I believe vision is incredibly important. No administration has painted a vision of the kind of nation we want to build. When you want to build a house, you may be surrounded by the best carpenters, builders, masons, architects or bricklayers; valuable as they are, they can’t work effectively if there’s no vision of the type of house you want to build. That has been one of our problems. We have bricklayers building according to what they want, masons doing what they want and so on. There is no clear goal, so everyone is going their own way. What my administration will do is to first define the nation we want to build; and I’ve clearly defined it to be the most desirable nation to live, work and do business by December 31, 2025. Next is to get all ministries to define their visions in line with our corporate goal. For example, the Ministry of Education will have a goal that Nigeria’s educational system will be the first choice for Nigerians and Africans to educate their children and the most preferred destination for global universities to invest in by December 31, 2025. This goal will automatically affect the policies we create, the universities we build, the curriculum we create, the lecturers we hire and so on to attract the kind of people who will choose to educate their children in Nigeria.

Money politics has become a norm in the Nigerian political space.
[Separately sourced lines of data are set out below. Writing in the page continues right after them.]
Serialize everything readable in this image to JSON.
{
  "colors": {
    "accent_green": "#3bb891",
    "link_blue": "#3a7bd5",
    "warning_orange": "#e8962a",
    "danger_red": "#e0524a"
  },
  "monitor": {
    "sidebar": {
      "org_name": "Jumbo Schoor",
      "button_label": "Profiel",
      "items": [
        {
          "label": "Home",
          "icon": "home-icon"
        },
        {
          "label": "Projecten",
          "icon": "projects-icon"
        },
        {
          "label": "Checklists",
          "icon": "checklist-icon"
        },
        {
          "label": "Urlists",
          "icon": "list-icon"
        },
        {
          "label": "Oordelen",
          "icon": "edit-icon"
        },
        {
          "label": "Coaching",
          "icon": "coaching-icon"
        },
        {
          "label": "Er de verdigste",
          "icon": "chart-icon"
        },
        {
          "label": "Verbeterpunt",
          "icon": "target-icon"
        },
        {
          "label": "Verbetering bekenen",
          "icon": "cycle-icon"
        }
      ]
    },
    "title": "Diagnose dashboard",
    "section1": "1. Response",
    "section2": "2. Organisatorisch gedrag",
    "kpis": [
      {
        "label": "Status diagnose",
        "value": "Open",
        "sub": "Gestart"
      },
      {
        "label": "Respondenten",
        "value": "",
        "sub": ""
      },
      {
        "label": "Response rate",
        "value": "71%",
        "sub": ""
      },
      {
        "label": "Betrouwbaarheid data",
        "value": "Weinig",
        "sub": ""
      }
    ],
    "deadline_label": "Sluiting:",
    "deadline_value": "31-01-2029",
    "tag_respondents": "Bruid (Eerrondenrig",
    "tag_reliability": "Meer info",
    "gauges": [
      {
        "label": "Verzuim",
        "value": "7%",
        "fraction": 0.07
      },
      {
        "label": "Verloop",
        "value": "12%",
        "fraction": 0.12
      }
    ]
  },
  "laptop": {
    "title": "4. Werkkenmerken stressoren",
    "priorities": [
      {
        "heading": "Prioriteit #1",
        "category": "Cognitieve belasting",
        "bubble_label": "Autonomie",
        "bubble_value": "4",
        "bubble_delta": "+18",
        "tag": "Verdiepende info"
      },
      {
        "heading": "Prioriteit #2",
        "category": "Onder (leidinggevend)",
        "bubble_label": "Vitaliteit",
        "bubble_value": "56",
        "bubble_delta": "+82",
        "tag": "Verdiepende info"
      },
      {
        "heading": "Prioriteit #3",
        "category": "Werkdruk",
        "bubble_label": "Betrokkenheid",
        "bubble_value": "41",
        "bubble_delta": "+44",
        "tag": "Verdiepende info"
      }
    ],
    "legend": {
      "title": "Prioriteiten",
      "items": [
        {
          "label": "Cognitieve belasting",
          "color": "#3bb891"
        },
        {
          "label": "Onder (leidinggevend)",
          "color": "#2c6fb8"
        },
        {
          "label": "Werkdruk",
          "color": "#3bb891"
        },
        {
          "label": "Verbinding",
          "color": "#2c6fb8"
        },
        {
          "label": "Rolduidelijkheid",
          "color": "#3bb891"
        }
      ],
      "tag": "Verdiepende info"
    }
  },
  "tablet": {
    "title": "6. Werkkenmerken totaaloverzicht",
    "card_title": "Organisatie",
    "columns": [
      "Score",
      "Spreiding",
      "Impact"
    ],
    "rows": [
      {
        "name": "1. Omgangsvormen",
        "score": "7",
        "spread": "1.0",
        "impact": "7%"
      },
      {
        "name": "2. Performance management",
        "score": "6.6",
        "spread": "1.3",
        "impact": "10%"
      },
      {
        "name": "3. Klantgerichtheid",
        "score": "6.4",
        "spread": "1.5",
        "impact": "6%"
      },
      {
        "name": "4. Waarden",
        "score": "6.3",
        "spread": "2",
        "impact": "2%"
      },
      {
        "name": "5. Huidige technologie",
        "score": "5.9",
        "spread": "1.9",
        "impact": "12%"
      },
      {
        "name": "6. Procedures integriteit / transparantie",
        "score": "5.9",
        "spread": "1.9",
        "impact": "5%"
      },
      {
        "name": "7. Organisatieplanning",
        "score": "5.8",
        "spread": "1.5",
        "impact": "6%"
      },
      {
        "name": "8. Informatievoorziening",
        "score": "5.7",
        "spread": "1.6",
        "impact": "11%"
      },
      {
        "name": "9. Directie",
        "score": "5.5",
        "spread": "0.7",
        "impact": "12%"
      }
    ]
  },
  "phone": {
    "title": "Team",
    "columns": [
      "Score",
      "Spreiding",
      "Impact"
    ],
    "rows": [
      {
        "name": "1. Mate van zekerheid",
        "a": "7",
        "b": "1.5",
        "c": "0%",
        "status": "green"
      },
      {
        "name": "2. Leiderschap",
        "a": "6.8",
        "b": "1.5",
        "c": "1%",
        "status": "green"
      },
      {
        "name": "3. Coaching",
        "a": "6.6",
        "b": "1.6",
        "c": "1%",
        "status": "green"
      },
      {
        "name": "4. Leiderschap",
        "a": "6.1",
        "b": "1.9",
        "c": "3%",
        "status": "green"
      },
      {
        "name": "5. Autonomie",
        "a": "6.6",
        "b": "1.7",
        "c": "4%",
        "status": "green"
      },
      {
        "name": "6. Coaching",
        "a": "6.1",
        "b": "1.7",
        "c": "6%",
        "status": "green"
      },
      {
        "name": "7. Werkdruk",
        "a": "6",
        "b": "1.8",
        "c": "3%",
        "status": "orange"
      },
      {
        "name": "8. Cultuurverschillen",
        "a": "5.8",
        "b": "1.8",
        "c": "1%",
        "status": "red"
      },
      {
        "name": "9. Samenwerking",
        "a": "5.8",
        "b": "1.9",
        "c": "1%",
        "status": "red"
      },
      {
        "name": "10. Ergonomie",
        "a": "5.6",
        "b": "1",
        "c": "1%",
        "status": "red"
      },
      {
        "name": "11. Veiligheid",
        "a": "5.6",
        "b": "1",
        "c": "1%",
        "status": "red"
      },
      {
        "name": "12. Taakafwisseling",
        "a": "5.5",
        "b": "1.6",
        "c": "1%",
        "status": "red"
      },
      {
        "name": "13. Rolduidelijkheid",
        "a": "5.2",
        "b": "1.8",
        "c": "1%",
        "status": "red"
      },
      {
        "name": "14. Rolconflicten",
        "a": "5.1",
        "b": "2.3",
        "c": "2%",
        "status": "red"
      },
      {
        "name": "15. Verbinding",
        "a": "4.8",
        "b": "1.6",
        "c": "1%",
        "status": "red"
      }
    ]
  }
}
What is the implication of such on the chances of youths contesting for elective positions?

I believe that money politics has eaten deeply into the fibre of our politics, where today, the ruling class has impoverished the electorates, not only using economics, but by also refusing to educate them. Education sets people free, it causes people to ask questions. The more ignorant the electorate, the easier it is to impoverish them. Today, we have people asking you to shake body for them after you have engaged with them. But I believe that in 2019, money will fail the ruling class because Nigerians are tired of being poor and enslaved and all they want is a New Nigeria with opportunities for all. I’m glad to see that more young people have taken responsibility to aspire for elective offices under new party platforms simply because the cost of running on either the APC or PDP is too high. My party, the Alliance for New Nigeria (ANN) has 141 candidates running across all offices in the nation and it was easier for them to pick up nomination forms, and because this is a social media savvy generation, they are able to share their messages online and also engage the grassroots, so I believe it’s a welcome development

What’s your party’s ideology and what’s your trump card?

Our ideology is simple: A New Nigeria. We don’t want a better Nigeria. We want a 180-degree turn from what we currently have. We want a nation where light is present and generators are absent. We want a nation where the government partners with businesses and doesn’t prey on them. We want a nation that educates our children, not just to find jobs, but shows them how to create jobs. We want a nation where our many doctors and nurses who have left our shores to practice abroad can come back and build a new healthcare system. We want a nation where our police officers and law enforcement agencies are the most professional and distinguished professionals in the world. We want a nation that is the prosperity capital of the world. Our trump card is being authentic and showing Nigerians that we are just like them and that they can trust us to give them a nation they would be proud of.